Today's hospital beds are a product of 1800s innovation, steadily improving with each decade's advancements in health care, engineering, and technology. Patient beds today not only provide a place for rest and recuperation, they can actually improve patient outcomes and prevent medical complications. In today's post, we'll look at some of those improvements and suggest directions for the future.
The 1800s brought about not only the first hospital bed, but also introduced two critical components still seen today: Hinged mattresses and side rails. Side rails were a part of the very first hospital bed in 1815, providing safety for the patient and an easier way to move the bed once casters were introduced. The first hinged mattress, invented in 1874, allowed parts of the patient's body to be elevated to promote blood flow or improve respiration.

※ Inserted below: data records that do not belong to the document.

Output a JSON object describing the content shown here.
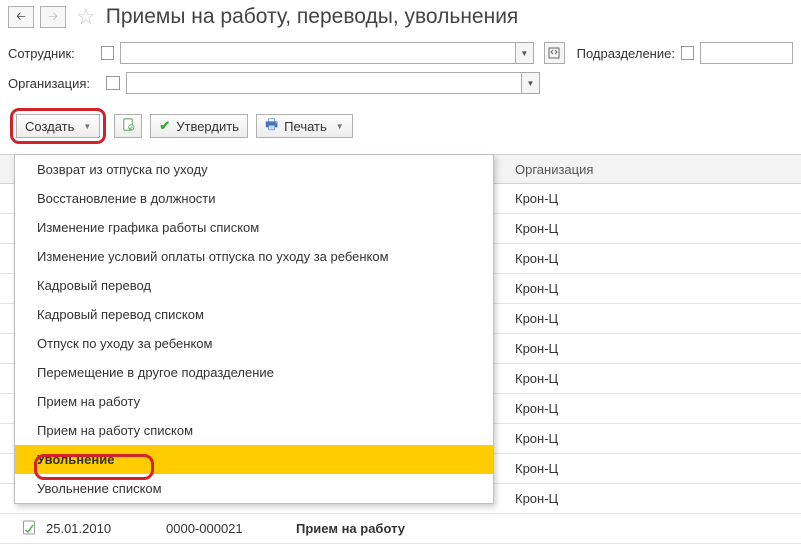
{
  "header": {
    "title": "Приемы на работу, переводы, увольнения"
  },
  "filters": {
    "employee_label": "Сотрудник:",
    "subdivision_label": "Подразделение:",
    "organization_label": "Организация:"
  },
  "toolbar": {
    "create_label": "Создать",
    "approve_label": "Утвердить",
    "print_label": "Печать"
  },
  "dropdown": {
    "items": [
      "Возврат из отпуска по уходу",
      "Восстановление в должности",
      "Изменение графика работы списком",
      "Изменение условий оплаты отпуска по уходу за ребенком",
      "Кадровый перевод",
      "Кадровый перевод списком",
      "Отпуск по уходу за ребенком",
      "Перемещение в другое подразделение",
      "Прием на работу",
      "Прием на работу списком",
      "Увольнение",
      "Увольнение списком"
    ]
  },
  "table": {
    "col_org": "Организация",
    "org_value": "Крон-Ц"
  },
  "bottom_row": {
    "date": "25.01.2010",
    "number": "0000-000021",
    "type": "Прием на работу"
  }
}
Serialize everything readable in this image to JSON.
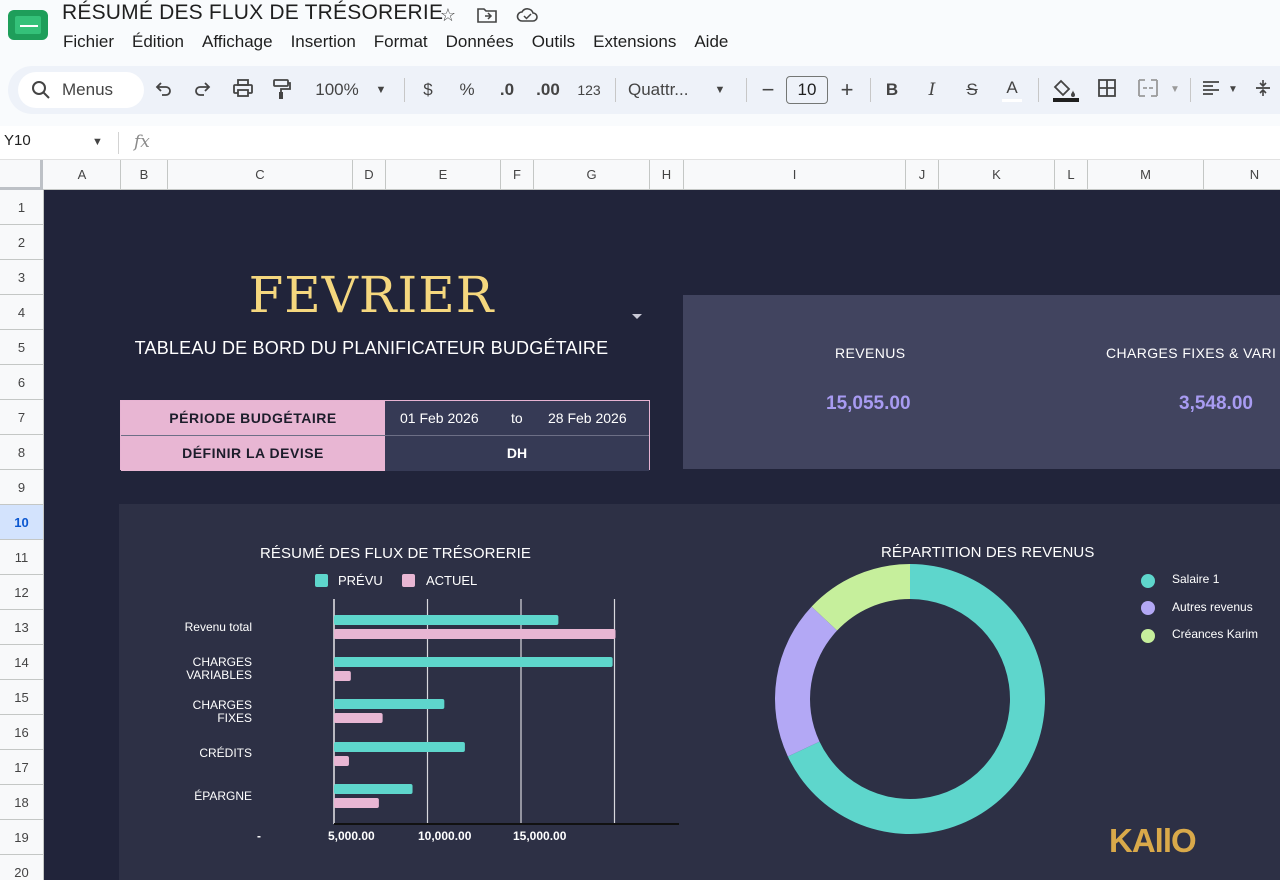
{
  "app": {
    "title": "RÉSUMÉ DES FLUX DE TRÉSORERIE",
    "menu": [
      "Fichier",
      "Édition",
      "Affichage",
      "Insertion",
      "Format",
      "Données",
      "Outils",
      "Extensions",
      "Aide"
    ]
  },
  "toolbar": {
    "search_label": "Menus",
    "zoom": "100%",
    "currency": "$",
    "percent": "%",
    "dec_decrease": ".0",
    "dec_increase": ".00",
    "number_format": "123",
    "font": "Quattr...",
    "font_size": "10",
    "minus": "−",
    "plus": "+",
    "bold": "B",
    "italic": "I",
    "strike": "S",
    "text_color": "A"
  },
  "formula_bar": {
    "cell_ref": "Y10",
    "fx": "fx"
  },
  "grid": {
    "columns": [
      "A",
      "B",
      "C",
      "D",
      "E",
      "F",
      "G",
      "H",
      "I",
      "J",
      "K",
      "L",
      "M",
      "N"
    ],
    "rows": [
      "1",
      "2",
      "3",
      "4",
      "5",
      "6",
      "7",
      "8",
      "9",
      "10",
      "11",
      "12",
      "13",
      "14",
      "15",
      "16",
      "17",
      "18",
      "19",
      "20"
    ],
    "selected_row": "10"
  },
  "dashboard": {
    "month": "FEVRIER",
    "subtitle": "TABLEAU DE BORD DU PLANIFICATEUR BUDGÉTAIRE",
    "period_label": "PÉRIODE BUDGÉTAIRE",
    "period_start": "01 Feb 2026",
    "period_to": "to",
    "period_end": "28 Feb 2026",
    "currency_label": "DÉFINIR LA DEVISE",
    "currency_value": "DH",
    "summary": [
      {
        "label": "REVENUS",
        "value": "15,055.00"
      },
      {
        "label": "CHARGES FIXES &  VARI",
        "value": "3,548.00"
      }
    ],
    "brand": "KAllO"
  },
  "colors": {
    "background": "#21243a",
    "panel": "#2d3045",
    "planned": "#5ed6cc",
    "actual": "#e8b6d3",
    "accent_value": "#a89bf2",
    "month": "#f5d77e"
  },
  "chart_data": [
    {
      "type": "bar",
      "orientation": "horizontal",
      "title": "RÉSUMÉ DES FLUX DE TRÉSORERIE",
      "categories": [
        "Revenu total",
        "CHARGES\nVARIABLES",
        "CHARGES\nFIXES",
        "CRÉDITS",
        "ÉPARGNE"
      ],
      "series": [
        {
          "name": "PRÉVU",
          "color": "#5ed6cc",
          "values": [
            12000,
            14900,
            5900,
            7000,
            4200
          ]
        },
        {
          "name": "ACTUEL",
          "color": "#e8b6d3",
          "values": [
            15055,
            900,
            2600,
            800,
            2400
          ]
        }
      ],
      "xlim": [
        0,
        20000
      ],
      "xticks": [
        "-",
        "5,000.00",
        "10,000.00",
        "15,000.00"
      ],
      "legend": "top",
      "grid": true
    },
    {
      "type": "pie",
      "donut": true,
      "title": "RÉPARTITION DES REVENUS",
      "labels": [
        "Salaire 1",
        "Autres revenus",
        "Créances Karim"
      ],
      "values": [
        68,
        19,
        13
      ],
      "colors": [
        "#5ed6cc",
        "#b3a8f5",
        "#c6ef9c"
      ],
      "legend": "right"
    }
  ]
}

The 1900s explosion of inventions in all fields included the hospital bed. New, lighter materials were introduced such as molded plastic and aluminum. Electric buttons replaced hand-cranks for adjusting the bed, and advanced sensors began sending information directly to the nursing staff. These modern beds reflected modern inventions adapted to maximize patient comfort and safety, while also serving helping alleviate some work for the medical staff.
Hospital beds in today's hospitals continue this trend of patient safety and healthcare worker support. Beds can be adjusted to help a patient stand safely by slowly shifting in an armchair configuration, helping save the healthcare worker time and effort. To avoid bed sores, some hospital beds reposition the patient, helping them heal better while allowing healthcare workers to perform other tasks. Many beds are designed to be modular, with special attachments added for respiratory therapy, indwelling devices, or other diagnosing equipment. This modular design saves time while reducing the frequent bed changes that can put patients at risk.
One of the most important protections a bed can offer to patients is to eliminate the danger posed by contamination by disease-causing pathogens. Side rails, buttons, and footboards are frequently touched by patients, healthcare workers, and visitors, leading to significant accumulation of bacteria that reproduces and spreads between cleanings. In studies of contaminated surfaces in patient rooms, side rails repeatedly come out as one of the top two most contaminated surfaces after the patient themselves.
Having this level of bioburden so close to patient must be mitigated in order to have a truly safe patient bed, and the best way to accomplish this is by using biocidal materials (currently only copper-infused EOSCU and copper alloys). More frequent cleaning is unrealistically time-consuming and disturbs the patient, exposing them to more interruptions and the chemicals required to disinfect. A biocidal material that continuously kills bacteria is not only inobtrusive, it also does not lead to the development of resistance and keeps the surface in the benign zone, thereby almost eliminating the risk of disease transmission.
Hospital-associated infections (HAIs) are caused by dirty surfaces, with either directly transfer pathogens to the patient or indirectly via the hands of a healthcare worker or visitor. Our environment is constantly covered in bacteria, which is not only on surfaces but also floating in the air and living on our hands. This level of contamination, combined with the vulnerability of the typical hospital patient, makes even the most advanced hospital bed a reservoir for disease-causing pathogens. It would be a terrible shame to take such a transformative piece of equipment as the patient bed and continue to allow it to pose an infection risk to patients.